[Start of section]

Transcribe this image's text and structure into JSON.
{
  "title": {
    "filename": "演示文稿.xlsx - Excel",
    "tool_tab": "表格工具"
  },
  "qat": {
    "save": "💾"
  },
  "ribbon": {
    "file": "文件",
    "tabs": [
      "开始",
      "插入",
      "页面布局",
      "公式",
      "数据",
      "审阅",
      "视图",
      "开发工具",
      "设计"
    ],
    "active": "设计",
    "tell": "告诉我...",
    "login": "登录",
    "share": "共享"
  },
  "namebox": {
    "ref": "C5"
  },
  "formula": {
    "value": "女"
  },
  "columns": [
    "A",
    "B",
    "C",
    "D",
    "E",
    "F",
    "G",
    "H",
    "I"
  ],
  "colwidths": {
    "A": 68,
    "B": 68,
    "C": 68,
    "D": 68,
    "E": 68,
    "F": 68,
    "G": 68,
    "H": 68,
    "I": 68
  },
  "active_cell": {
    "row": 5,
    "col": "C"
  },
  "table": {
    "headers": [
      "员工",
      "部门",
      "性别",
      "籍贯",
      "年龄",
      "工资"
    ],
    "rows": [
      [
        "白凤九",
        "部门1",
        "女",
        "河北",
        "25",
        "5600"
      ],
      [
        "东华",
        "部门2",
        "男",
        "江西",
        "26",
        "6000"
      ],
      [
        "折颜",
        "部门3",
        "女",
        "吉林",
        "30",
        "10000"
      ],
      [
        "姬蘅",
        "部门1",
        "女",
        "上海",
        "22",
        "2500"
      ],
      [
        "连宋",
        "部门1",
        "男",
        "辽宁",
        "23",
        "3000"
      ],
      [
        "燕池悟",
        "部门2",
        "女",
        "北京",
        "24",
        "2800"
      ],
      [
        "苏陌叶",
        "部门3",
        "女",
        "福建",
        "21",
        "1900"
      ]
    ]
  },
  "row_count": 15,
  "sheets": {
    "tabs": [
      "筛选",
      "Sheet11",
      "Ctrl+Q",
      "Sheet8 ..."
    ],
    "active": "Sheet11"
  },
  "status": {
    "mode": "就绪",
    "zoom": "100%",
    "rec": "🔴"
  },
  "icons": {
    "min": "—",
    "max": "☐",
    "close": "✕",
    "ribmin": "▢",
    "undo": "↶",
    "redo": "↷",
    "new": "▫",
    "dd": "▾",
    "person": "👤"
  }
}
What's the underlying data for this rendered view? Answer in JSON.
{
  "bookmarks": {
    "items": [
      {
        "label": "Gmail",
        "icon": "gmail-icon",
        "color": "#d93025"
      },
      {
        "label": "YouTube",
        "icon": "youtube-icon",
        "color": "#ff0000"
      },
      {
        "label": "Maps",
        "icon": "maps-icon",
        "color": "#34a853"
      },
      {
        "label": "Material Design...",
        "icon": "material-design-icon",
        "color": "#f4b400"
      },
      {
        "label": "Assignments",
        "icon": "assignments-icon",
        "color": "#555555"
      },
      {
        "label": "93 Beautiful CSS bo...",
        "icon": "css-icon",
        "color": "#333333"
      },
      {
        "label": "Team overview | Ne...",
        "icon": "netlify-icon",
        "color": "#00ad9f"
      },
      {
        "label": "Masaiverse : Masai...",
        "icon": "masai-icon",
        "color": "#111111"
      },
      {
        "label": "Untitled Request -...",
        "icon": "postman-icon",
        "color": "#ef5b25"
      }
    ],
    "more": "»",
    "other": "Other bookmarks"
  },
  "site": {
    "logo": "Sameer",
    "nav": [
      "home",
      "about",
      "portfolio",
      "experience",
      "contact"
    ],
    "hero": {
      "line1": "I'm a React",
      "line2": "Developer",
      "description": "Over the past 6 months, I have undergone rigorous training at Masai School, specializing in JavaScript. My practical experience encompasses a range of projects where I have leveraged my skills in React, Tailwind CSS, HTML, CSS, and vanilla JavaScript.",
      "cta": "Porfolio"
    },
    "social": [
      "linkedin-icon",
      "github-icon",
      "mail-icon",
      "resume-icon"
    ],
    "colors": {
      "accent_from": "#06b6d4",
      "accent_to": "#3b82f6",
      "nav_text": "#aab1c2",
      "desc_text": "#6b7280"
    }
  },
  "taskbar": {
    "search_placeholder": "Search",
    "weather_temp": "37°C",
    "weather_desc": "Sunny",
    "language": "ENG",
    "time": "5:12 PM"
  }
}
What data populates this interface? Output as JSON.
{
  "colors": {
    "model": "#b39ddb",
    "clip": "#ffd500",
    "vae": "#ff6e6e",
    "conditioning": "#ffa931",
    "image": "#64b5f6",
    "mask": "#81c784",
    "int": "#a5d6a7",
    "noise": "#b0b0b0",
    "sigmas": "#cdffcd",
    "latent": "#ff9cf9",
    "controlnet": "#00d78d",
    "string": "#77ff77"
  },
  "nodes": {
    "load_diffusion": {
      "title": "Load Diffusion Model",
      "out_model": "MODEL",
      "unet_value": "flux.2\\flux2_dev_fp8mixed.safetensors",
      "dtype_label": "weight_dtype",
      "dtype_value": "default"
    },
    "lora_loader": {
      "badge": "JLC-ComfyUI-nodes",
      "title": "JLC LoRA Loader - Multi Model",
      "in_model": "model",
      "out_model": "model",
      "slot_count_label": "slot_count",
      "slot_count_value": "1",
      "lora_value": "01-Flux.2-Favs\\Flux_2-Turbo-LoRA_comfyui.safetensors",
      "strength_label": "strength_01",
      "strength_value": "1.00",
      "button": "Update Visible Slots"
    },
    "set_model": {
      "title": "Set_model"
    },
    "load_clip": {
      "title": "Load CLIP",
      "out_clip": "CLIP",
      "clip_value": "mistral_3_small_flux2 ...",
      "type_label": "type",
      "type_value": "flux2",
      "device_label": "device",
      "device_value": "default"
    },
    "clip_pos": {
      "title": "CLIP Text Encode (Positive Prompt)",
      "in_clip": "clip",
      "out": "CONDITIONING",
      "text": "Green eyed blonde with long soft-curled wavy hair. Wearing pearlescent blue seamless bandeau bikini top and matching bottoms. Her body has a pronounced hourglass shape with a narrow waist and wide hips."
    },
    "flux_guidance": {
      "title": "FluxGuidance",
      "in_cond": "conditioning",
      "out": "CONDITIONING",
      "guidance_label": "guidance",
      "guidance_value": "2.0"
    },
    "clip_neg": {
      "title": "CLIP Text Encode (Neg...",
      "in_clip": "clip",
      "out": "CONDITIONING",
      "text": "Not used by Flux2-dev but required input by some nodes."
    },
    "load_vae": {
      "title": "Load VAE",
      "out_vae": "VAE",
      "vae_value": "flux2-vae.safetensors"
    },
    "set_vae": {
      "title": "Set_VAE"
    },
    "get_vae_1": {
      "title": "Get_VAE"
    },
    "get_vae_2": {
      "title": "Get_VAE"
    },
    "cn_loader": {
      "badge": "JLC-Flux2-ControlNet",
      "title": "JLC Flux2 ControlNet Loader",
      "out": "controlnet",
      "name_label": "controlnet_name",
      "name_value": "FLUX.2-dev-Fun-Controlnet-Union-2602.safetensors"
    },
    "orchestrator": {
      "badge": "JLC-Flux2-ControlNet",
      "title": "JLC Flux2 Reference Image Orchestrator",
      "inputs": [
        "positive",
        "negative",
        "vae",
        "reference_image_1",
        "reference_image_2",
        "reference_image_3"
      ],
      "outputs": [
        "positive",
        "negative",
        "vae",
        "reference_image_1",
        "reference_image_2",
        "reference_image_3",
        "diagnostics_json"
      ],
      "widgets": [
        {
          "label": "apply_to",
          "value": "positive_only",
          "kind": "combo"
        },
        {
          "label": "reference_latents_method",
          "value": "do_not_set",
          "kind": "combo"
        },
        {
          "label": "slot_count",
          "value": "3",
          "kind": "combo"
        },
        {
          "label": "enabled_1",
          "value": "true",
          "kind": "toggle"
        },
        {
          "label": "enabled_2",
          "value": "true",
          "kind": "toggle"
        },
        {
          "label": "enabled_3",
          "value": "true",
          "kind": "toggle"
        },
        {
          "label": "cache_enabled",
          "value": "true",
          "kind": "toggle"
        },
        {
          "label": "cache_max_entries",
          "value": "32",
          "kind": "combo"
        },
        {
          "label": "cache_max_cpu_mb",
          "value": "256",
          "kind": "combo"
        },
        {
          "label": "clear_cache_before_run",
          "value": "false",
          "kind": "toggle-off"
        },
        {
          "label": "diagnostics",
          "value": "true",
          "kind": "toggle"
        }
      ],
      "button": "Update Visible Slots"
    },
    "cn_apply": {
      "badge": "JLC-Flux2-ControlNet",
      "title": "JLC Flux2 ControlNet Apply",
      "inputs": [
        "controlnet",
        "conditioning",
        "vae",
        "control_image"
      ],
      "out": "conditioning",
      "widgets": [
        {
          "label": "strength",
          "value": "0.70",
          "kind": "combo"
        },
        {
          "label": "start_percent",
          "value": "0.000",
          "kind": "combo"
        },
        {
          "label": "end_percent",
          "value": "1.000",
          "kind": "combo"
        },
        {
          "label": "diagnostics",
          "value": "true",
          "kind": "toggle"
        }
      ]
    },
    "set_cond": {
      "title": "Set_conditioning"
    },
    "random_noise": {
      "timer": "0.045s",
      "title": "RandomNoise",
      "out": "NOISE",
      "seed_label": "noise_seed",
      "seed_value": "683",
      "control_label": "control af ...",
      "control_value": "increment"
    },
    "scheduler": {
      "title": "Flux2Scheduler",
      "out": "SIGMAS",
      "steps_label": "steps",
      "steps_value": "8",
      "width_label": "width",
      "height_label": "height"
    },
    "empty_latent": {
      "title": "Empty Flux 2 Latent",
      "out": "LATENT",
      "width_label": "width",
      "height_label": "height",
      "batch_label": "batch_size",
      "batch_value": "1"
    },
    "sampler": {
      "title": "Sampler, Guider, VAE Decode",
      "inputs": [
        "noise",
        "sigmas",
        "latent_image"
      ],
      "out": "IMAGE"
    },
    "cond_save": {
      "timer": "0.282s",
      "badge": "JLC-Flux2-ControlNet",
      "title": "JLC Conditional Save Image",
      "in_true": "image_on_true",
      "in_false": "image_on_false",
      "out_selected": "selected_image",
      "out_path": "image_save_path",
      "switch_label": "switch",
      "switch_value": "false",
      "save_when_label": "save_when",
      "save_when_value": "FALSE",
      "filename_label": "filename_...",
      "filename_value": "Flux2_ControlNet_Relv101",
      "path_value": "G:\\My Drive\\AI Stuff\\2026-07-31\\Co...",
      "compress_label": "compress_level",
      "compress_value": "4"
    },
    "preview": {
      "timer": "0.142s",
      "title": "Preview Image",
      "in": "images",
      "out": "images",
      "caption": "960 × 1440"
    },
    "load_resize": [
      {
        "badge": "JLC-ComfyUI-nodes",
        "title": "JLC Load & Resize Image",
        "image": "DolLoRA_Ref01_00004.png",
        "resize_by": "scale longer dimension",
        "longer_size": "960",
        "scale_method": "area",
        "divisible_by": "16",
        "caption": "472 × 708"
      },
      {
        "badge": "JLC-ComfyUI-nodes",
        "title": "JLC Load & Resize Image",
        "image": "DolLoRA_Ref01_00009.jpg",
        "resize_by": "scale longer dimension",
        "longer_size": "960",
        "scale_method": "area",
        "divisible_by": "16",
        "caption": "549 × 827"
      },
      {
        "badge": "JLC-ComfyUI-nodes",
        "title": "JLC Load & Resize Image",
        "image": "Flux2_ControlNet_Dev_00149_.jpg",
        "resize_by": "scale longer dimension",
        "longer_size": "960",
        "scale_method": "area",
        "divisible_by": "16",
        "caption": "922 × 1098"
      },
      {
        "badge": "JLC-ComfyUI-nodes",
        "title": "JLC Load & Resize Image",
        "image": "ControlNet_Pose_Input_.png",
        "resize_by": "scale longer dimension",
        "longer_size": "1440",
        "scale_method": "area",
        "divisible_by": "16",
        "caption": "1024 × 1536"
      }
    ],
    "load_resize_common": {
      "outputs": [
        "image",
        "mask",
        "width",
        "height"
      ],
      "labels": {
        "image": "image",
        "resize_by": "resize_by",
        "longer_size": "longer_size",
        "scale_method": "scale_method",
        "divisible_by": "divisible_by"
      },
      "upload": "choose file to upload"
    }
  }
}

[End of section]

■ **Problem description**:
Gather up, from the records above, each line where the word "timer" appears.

■ **Result of this task**:
      "timer": "0.045s",
      "timer": "0.282s",
      "timer": "0.142s",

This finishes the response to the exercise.